== Segment start ==

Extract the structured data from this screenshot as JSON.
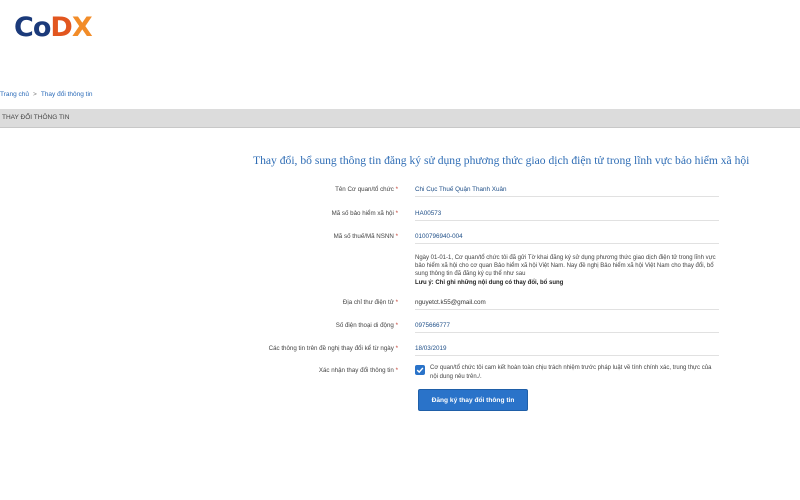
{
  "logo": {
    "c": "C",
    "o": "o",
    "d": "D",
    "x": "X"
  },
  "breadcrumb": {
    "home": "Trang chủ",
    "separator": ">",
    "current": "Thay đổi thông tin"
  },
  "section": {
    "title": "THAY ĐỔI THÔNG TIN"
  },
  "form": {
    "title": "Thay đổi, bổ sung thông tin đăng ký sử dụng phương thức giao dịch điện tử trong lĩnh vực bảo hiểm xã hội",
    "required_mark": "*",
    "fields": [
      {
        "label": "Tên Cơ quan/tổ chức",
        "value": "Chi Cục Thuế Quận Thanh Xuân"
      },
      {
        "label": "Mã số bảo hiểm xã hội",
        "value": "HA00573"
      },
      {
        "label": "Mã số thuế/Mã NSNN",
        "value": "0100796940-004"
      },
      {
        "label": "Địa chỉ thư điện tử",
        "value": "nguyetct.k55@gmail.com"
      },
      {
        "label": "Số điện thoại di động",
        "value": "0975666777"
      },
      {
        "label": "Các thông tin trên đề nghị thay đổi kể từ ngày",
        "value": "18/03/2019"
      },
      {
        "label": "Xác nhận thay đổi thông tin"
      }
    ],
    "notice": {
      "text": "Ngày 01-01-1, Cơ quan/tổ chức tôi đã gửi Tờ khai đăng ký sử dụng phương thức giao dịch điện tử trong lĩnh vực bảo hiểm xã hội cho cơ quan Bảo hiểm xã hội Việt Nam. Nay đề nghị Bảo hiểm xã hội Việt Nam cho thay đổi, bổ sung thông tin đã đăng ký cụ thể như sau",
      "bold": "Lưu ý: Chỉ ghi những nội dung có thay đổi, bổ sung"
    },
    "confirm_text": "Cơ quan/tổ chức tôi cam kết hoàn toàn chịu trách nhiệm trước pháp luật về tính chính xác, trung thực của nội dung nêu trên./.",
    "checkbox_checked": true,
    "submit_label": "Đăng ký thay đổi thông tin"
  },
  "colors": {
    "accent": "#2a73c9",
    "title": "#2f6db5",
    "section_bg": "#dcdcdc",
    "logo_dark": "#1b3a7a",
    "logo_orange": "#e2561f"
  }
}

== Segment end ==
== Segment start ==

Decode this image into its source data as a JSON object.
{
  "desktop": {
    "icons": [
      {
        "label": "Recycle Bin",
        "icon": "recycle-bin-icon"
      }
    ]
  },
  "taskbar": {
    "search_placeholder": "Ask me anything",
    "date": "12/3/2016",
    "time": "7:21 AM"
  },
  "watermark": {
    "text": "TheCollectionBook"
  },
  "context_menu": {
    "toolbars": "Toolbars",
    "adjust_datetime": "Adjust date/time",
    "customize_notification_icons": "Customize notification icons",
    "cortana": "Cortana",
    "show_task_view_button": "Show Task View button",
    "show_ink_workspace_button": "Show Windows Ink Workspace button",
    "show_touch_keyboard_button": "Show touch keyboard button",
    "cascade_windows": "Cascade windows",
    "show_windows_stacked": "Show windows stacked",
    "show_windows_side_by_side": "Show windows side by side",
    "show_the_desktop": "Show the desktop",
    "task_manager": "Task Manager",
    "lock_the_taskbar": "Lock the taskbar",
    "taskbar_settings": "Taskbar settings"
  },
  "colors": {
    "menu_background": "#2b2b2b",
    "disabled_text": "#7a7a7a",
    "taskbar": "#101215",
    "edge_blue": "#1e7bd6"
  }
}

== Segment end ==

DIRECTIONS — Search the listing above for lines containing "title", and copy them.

ANSWER TO THIS EXERCISE —
    "title": "THAY ĐỔI THÔNG TIN"
    "title": "Thay đổi, bổ sung thông tin đăng ký sử dụng phương thức giao dịch điện tử trong lĩnh vực bảo hiểm xã hội",
    "title": "#2f6db5",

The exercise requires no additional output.